We are doing a 15 day tour of Morocco with Intrepid travel. I have to say we are looking forward to having a break from research and booking things. We can just trust the guide and enjoy.

The flight from Madrid to Casablanca with Iberia was the scariest flight I’ve ever had. The plane looked OK but we went through some turbulence and the plane dropped suddenly and everyone screamed. The whole service cart leap into the air and the ice cubes came flying out of the hostess’s bucket all over the passengers nearby. The hostesses dashed to either ends of the plane and strapped themselves in. I was petrified and couldn’t stop shaking for awhile. Eventually the pilot flew low and it was calm for the rest of the way.

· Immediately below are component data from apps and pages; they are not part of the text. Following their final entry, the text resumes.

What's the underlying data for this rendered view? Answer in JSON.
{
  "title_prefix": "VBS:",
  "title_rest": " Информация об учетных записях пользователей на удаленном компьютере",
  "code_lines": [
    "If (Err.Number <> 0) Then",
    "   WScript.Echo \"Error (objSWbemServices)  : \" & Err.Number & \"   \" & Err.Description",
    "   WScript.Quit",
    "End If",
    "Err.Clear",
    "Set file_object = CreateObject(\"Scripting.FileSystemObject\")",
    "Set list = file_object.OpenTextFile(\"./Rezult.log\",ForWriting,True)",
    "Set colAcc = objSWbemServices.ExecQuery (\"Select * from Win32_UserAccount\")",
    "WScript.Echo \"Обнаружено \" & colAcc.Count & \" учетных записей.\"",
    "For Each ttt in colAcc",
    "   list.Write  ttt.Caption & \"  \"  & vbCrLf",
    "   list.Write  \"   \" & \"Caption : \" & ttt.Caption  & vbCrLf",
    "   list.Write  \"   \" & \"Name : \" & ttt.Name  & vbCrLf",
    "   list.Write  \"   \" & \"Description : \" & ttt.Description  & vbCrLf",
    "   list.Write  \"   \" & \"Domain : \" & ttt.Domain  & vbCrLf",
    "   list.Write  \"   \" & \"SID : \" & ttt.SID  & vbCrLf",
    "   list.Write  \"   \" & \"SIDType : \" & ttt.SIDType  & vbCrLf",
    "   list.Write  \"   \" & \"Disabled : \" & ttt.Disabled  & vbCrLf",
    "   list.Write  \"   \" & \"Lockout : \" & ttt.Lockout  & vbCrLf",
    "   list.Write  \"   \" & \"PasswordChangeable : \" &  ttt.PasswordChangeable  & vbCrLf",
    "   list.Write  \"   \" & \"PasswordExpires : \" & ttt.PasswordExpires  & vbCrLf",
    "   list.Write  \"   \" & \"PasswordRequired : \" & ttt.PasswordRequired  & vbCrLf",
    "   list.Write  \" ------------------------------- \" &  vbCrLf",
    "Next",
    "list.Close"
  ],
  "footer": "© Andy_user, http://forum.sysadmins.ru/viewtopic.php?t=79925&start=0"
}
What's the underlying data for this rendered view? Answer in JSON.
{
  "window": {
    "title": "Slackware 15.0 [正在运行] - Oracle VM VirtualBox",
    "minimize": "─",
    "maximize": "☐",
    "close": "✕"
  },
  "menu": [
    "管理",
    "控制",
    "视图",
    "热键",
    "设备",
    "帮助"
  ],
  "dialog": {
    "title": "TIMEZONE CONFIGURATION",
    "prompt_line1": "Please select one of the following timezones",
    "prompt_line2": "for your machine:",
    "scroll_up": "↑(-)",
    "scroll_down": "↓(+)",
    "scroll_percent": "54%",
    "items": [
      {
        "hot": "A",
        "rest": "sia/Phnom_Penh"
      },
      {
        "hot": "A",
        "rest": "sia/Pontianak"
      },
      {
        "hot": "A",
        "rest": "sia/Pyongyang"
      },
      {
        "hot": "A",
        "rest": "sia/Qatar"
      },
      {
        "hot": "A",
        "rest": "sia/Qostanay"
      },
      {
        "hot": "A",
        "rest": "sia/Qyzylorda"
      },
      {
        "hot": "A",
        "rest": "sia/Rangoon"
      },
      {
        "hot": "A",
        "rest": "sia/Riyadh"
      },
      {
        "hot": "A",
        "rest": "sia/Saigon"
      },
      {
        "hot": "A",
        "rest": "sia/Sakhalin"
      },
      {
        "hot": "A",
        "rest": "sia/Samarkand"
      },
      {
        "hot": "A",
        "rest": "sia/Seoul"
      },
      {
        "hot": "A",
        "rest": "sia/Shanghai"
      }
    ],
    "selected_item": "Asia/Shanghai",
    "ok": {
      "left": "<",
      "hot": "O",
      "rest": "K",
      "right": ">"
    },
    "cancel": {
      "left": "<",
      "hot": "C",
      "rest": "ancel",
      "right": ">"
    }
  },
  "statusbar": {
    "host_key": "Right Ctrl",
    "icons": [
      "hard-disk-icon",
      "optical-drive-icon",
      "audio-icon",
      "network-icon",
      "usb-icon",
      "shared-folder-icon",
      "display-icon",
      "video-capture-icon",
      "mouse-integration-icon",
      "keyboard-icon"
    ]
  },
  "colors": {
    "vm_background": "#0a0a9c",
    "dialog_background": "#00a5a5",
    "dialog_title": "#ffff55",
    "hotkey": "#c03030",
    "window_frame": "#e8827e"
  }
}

The experience going through immigration was also a first! It took about 2 hours in a very slow moving and crowded line. Arguments and fights kept breaking out as people stopped those who were trying to push in front of the line. One guy in the middle of the queue just stepped under the line cord and went up to one to the immigration officer. They only sent him back when about a hundred people in the line started shouting at him. Another guy had to be held back to stop him having a go at him. For the next half an hour or so, half the people were fighting and the others were amused.

I particularly felt sorry for some of the local women traveling alone as some were pushed past. Eventually we got through immigration to work out how the taxis worked. We went to the rank haggled re the price …in a nice way…eventually just said yes got put into a car which drove a couple of km and then we were told the car had problems turned into a car park where another..nicer car was waiting. We changed vehicles and were driven the 30 something km into Casablanca. All a bit shonky but we got there eventually!

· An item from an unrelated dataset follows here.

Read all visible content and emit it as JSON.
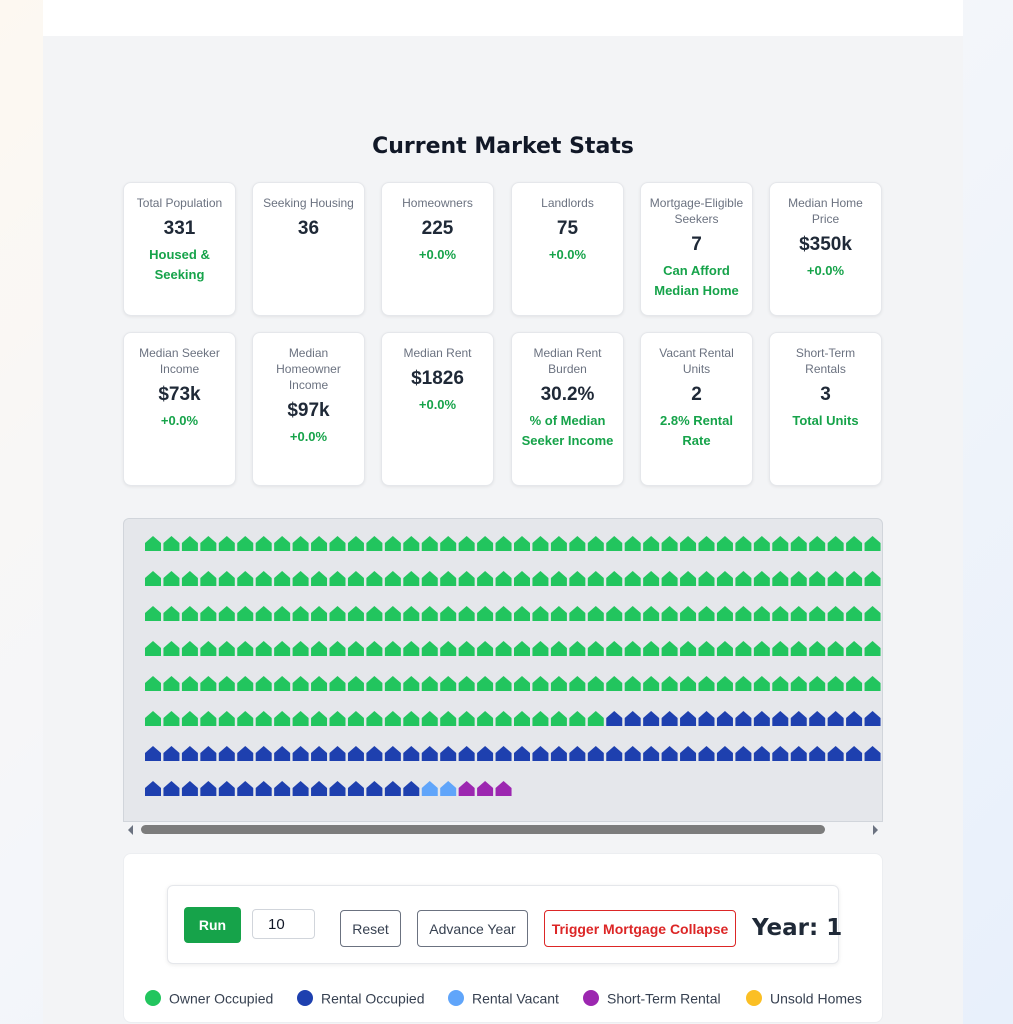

Most other people on the tour apparently had arranged for a hotel pick up. We were planning public transport and I’m so glad we didn’t! It was the first time we have used a taxi in our couple of months travelling and what a story to tell. Anyway the second taxi driver spoke French, was quite friendly and gave us a few tips about banks, etc. I wasn’t game to ask him too much about the car exchange!


Casablanca Town is about 37 km from the airport. We passed very dry landscape and lots of cars with the back seats full of sheep! We later found out that the next day was a special festival day and that many sheep would be slaughtered and every part of them would be shared out and cooked.

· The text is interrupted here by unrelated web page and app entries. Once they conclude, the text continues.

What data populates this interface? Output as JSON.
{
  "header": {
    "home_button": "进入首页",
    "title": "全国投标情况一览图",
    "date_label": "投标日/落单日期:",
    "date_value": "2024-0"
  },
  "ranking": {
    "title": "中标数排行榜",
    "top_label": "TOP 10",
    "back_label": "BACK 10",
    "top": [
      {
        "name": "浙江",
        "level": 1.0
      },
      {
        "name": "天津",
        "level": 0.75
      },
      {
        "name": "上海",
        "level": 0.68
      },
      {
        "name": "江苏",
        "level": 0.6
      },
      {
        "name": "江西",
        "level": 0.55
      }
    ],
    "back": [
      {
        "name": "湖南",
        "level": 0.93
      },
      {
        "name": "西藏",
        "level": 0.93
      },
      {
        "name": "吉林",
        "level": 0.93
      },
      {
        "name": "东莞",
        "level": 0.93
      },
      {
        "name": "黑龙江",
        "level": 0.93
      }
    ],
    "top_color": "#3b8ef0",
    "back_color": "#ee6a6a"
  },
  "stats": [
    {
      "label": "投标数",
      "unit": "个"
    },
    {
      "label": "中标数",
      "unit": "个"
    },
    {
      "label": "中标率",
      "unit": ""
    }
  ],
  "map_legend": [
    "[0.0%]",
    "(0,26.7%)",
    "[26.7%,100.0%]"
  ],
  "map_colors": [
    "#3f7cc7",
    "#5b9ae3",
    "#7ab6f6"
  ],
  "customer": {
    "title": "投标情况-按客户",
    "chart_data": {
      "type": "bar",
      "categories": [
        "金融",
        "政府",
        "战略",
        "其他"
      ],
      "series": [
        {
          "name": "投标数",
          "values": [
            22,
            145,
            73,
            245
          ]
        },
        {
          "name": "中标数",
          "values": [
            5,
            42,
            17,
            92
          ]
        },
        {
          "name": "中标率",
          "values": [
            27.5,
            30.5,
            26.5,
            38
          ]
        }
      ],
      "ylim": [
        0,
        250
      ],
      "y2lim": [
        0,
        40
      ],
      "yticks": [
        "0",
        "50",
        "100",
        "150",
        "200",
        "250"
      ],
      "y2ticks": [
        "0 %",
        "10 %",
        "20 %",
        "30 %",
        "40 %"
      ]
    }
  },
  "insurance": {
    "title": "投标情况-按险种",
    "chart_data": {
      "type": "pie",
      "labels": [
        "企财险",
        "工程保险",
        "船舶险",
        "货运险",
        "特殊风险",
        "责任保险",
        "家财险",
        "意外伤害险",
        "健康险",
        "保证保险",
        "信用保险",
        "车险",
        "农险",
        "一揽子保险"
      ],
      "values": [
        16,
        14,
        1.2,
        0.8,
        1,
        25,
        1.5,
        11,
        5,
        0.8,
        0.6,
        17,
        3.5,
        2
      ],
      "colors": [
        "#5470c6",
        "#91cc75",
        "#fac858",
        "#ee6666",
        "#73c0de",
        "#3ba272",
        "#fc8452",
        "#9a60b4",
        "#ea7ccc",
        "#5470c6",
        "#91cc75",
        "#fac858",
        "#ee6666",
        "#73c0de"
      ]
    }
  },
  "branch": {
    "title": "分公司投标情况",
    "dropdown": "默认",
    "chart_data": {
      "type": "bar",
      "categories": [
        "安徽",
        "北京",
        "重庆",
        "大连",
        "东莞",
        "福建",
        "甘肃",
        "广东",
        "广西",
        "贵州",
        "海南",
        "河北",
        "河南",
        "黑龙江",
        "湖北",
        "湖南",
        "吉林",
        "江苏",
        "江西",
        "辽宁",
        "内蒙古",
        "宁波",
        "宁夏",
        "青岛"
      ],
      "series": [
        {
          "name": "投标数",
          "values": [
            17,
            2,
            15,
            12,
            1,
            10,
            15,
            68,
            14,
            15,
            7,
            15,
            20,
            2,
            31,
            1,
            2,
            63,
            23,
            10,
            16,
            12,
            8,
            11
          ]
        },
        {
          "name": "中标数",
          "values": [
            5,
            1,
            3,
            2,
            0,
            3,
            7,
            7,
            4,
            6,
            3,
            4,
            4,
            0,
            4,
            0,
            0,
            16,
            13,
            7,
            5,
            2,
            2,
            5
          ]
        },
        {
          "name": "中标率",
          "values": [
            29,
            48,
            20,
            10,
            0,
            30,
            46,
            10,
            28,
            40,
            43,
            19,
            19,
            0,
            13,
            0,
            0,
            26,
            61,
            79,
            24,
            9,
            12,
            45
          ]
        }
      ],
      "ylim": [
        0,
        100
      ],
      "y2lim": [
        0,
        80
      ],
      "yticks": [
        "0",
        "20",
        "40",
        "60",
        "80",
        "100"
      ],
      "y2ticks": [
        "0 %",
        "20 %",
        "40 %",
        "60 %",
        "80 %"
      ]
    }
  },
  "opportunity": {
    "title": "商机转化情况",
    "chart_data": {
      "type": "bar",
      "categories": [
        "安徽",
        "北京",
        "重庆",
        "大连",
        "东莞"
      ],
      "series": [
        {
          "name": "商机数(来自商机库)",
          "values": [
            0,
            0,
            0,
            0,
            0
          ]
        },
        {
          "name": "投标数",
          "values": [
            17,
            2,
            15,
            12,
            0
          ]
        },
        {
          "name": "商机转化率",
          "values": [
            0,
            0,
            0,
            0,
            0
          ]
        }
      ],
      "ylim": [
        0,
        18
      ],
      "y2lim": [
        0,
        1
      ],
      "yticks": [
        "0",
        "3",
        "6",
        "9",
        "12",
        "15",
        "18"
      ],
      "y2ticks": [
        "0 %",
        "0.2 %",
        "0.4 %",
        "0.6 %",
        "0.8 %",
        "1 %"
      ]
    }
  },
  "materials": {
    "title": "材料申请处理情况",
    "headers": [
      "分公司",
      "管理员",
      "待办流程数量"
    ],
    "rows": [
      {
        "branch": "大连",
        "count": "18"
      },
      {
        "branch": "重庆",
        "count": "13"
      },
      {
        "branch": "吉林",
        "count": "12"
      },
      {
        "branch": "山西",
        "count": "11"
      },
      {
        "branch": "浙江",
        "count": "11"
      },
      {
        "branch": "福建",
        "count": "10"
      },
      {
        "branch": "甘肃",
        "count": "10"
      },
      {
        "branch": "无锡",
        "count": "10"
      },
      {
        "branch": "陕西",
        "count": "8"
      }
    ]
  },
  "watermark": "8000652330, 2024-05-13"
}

We checked into hotel Maamoura and were the last of the group to arrive. It had some lovely mosaic work. We dropped our bags off and went for a quick wander around the noisy, dirty and chaotic streets.  Then back to meet our tour guide Ahmed and the rest of the group – seven other Aussies, an American and a Canadian. All except one were much younger than us and Bruce was the only male.

We all went out to dinner and enjoyed our first tagine. One of many more to come. I tried a chicken pastille, a kind of pastry pie with sugar on top. It’s a Moroccan specialty but too sweet for me. In the morning we set off for the train station to catch a train to Rabat the capital of Morocco.


The train ride to Rabat was lovely and when we got there we had time to explore the city on our own. We set off as a group and went to the Kasbah Oudaias, a lovely walled residential area with little narrow streets with buildings painted in blue and white.

We climbed to a terrace area at the top with a lovely view over the ocean and somehow missed a garden that was said to be lovely. We continued our very hot walk along the waterfront to the Haussan Tower (built in 1196) and the ruins of the mosque, took lots of photos but the mausoleum was closed.

The train ride to Meknes was very different. We had to scramble over luggage and people with our very heavy bags in tow. We lined up in the corridor for quite a while until some people got off and made room. It was quite difficult for anyone to get out as we were all jammed in like sardines! Anyway all part of the local experience but I was pleased after a few stops when some people got off and we found a seat. Obviously don’t reserve a seat in second class…first in best dressed!

We got to Meknes at about 7:30 and out to dinner again. Seem to be continuously eating!

We had heard that it was a special day for Muslims. The most important day of the year called eid al-Adha. To celebrate sheep are slaughtered and the heads and feet singed on fires to remove the hair and then the rest is butchered. A third is for friends, a third for the poor and the family keep a third.

In the morning when we were checking out of the hotel, we noticed that on the corner of the street where we were staying, sheep’s heads and legs were being put on the fire. The locals were very friendly so we joined in…fouk chouia…..was the thing to say which means good fire/appetite…while another sheep’s head was thrown on the fire! Everyone driving past would join in and everyone was in a festive mood.

After spending some time joining in, we climbed into the mini van and set off towards Volubilis.

Enjoyed a panoramic view over the city…which soon became a bit of a joke as we would stop for many more panoramic views during the next 15 days!